Supplied material
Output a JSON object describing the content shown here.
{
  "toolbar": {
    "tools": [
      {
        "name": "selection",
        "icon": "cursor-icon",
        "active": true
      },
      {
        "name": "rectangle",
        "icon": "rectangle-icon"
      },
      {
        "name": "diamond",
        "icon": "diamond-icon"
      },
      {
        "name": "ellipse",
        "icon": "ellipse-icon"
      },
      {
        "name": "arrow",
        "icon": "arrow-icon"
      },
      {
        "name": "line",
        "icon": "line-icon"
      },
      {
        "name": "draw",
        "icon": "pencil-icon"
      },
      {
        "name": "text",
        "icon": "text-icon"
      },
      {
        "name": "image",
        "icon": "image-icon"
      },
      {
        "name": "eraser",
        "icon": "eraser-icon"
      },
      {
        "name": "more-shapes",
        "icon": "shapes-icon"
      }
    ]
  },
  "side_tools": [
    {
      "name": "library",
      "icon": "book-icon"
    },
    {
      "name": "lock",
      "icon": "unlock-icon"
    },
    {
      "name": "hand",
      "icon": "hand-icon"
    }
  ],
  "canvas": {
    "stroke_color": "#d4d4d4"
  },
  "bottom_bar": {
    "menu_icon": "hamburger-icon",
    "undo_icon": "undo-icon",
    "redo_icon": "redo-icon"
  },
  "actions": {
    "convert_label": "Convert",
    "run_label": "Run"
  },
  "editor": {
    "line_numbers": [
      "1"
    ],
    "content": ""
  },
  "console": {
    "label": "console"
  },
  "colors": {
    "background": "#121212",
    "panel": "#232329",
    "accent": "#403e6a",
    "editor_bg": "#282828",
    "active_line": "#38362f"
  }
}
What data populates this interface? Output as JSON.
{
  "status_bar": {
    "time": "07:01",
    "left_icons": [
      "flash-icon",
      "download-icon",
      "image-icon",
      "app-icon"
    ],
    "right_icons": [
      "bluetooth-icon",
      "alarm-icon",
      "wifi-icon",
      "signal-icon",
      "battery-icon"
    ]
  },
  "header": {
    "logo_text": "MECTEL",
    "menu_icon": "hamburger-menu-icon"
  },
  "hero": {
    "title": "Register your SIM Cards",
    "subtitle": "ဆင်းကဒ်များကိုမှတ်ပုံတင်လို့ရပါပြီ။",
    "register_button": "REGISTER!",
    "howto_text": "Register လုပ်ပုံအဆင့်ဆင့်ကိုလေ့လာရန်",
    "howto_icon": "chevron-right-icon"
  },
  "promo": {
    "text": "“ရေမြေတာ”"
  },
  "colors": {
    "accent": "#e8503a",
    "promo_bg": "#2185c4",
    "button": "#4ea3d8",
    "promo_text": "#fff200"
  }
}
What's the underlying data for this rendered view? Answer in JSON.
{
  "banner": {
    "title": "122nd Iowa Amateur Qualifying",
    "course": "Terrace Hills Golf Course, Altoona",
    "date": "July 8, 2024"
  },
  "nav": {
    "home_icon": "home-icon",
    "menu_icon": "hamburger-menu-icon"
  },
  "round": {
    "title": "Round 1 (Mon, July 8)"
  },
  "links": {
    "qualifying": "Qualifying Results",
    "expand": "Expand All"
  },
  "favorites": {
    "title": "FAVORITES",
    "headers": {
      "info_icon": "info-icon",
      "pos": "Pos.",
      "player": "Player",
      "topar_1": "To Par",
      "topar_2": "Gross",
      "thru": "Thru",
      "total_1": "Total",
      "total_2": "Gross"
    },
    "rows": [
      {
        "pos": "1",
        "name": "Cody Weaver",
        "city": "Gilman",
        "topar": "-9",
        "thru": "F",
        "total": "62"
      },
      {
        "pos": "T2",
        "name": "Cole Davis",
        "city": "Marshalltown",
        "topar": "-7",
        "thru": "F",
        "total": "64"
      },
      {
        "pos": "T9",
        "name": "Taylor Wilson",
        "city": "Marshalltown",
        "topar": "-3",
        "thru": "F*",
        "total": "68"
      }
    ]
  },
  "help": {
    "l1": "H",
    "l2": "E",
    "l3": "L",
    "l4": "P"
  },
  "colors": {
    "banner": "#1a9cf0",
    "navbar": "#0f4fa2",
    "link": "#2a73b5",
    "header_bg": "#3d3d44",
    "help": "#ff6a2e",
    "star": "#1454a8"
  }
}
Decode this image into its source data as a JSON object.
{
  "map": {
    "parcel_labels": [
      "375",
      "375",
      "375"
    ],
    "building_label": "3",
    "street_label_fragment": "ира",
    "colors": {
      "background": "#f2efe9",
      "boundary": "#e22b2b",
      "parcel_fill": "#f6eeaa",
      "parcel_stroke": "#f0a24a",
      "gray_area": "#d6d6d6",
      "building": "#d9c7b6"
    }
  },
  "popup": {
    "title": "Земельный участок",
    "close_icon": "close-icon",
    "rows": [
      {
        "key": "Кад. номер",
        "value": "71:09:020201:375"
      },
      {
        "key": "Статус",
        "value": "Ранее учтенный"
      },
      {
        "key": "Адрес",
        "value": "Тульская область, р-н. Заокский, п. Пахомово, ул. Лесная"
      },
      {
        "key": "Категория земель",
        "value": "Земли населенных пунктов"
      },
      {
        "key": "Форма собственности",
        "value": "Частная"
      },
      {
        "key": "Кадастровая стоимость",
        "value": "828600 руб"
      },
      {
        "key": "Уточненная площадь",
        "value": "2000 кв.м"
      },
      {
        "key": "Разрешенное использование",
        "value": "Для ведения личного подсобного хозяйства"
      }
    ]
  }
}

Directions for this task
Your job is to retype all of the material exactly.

Expected answer
Output a JSON object describing the content shown here.
{
  "toolbar": {
    "tools": [
      {
        "name": "selection",
        "icon": "cursor-icon",
        "active": true
      },
      {
        "name": "rectangle",
        "icon": "rectangle-icon"
      },
      {
        "name": "diamond",
        "icon": "diamond-icon"
      },
      {
        "name": "ellipse",
        "icon": "ellipse-icon"
      },
      {
        "name": "arrow",
        "icon": "arrow-icon"
      },
      {
        "name": "line",
        "icon": "line-icon"
      },
      {
        "name": "draw",
        "icon": "pencil-icon"
      },
      {
        "name": "text",
        "icon": "text-icon"
      },
      {
        "name": "image",
        "icon": "image-icon"
      },
      {
        "name": "eraser",
        "icon": "eraser-icon"
      },
      {
        "name": "more-shapes",
        "icon": "shapes-icon"
      }
    ]
  },
  "side_tools": [
    {
      "name": "library",
      "icon": "book-icon"
    },
    {
      "name": "lock",
      "icon": "unlock-icon"
    },
    {
      "name": "hand",
      "icon": "hand-icon"
    }
  ],
  "canvas": {
    "stroke_color": "#d4d4d4"
  },
  "bottom_bar": {
    "menu_icon": "hamburger-icon",
    "undo_icon": "undo-icon",
    "redo_icon": "redo-icon"
  },
  "actions": {
    "convert_label": "Convert",
    "run_label": "Run"
  },
  "editor": {
    "line_numbers": [
      "1"
    ],
    "content": ""
  },
  "console": {
    "label": "console"
  },
  "colors": {
    "background": "#121212",
    "panel": "#232329",
    "accent": "#403e6a",
    "editor_bg": "#282828",
    "active_line": "#38362f"
  }
}
What data populates this interface? Output as JSON.
{
  "status_bar": {
    "time": "07:01",
    "left_icons": [
      "flash-icon",
      "download-icon",
      "image-icon",
      "app-icon"
    ],
    "right_icons": [
      "bluetooth-icon",
      "alarm-icon",
      "wifi-icon",
      "signal-icon",
      "battery-icon"
    ]
  },
  "header": {
    "logo_text": "MECTEL",
    "menu_icon": "hamburger-menu-icon"
  },
  "hero": {
    "title": "Register your SIM Cards",
    "subtitle": "ဆင်းကဒ်များကိုမှတ်ပုံတင်လို့ရပါပြီ။",
    "register_button": "REGISTER!",
    "howto_text": "Register လုပ်ပုံအဆင့်ဆင့်ကိုလေ့လာရန်",
    "howto_icon": "chevron-right-icon"
  },
  "promo": {
    "text": "“ရေမြေတာ”"
  },
  "colors": {
    "accent": "#e8503a",
    "promo_bg": "#2185c4",
    "button": "#4ea3d8",
    "promo_text": "#fff200"
  }
}
What's the underlying data for this rendered view? Answer in JSON.
{
  "banner": {
    "title": "122nd Iowa Amateur Qualifying",
    "course": "Terrace Hills Golf Course, Altoona",
    "date": "July 8, 2024"
  },
  "nav": {
    "home_icon": "home-icon",
    "menu_icon": "hamburger-menu-icon"
  },
  "round": {
    "title": "Round 1 (Mon, July 8)"
  },
  "links": {
    "qualifying": "Qualifying Results",
    "expand": "Expand All"
  },
  "favorites": {
    "title": "FAVORITES",
    "headers": {
      "info_icon": "info-icon",
      "pos": "Pos.",
      "player": "Player",
      "topar_1": "To Par",
      "topar_2": "Gross",
      "thru": "Thru",
      "total_1": "Total",
      "total_2": "Gross"
    },
    "rows": [
      {
        "pos": "1",
        "name": "Cody Weaver",
        "city": "Gilman",
        "topar": "-9",
        "thru": "F",
        "total": "62"
      },
      {
        "pos": "T2",
        "name": "Cole Davis",
        "city": "Marshalltown",
        "topar": "-7",
        "thru": "F",
        "total": "64"
      },
      {
        "pos": "T9",
        "name": "Taylor Wilson",
        "city": "Marshalltown",
        "topar": "-3",
        "thru": "F*",
        "total": "68"
      }
    ]
  },
  "help": {
    "l1": "H",
    "l2": "E",
    "l3": "L",
    "l4": "P"
  },
  "colors": {
    "banner": "#1a9cf0",
    "navbar": "#0f4fa2",
    "link": "#2a73b5",
    "header_bg": "#3d3d44",
    "help": "#ff6a2e",
    "star": "#1454a8"
  }
}
Decode this image into its source data as a JSON object.
{
  "map": {
    "parcel_labels": [
      "375",
      "375",
      "375"
    ],
    "building_label": "3",
    "street_label_fragment": "ира",
    "colors": {
      "background": "#f2efe9",
      "boundary": "#e22b2b",
      "parcel_fill": "#f6eeaa",
      "parcel_stroke": "#f0a24a",
      "gray_area": "#d6d6d6",
      "building": "#d9c7b6"
    }
  },
  "popup": {
    "title": "Земельный участок",
    "close_icon": "close-icon",
    "rows": [
      {
        "key": "Кад. номер",
        "value": "71:09:020201:375"
      },
      {
        "key": "Статус",
        "value": "Ранее учтенный"
      },
      {
        "key": "Адрес",
        "value": "Тульская область, р-н. Заокский, п. Пахомово, ул. Лесная"
      },
      {
        "key": "Категория земель",
        "value": "Земли населенных пунктов"
      },
      {
        "key": "Форма собственности",
        "value": "Частная"
      },
      {
        "key": "Кадастровая стоимость",
        "value": "828600 руб"
      },
      {
        "key": "Уточненная площадь",
        "value": "2000 кв.м"
      },
      {
        "key": "Разрешенное использование",
        "value": "Для ведения личного подсобного хозяйства"
      }
    ]
  }
}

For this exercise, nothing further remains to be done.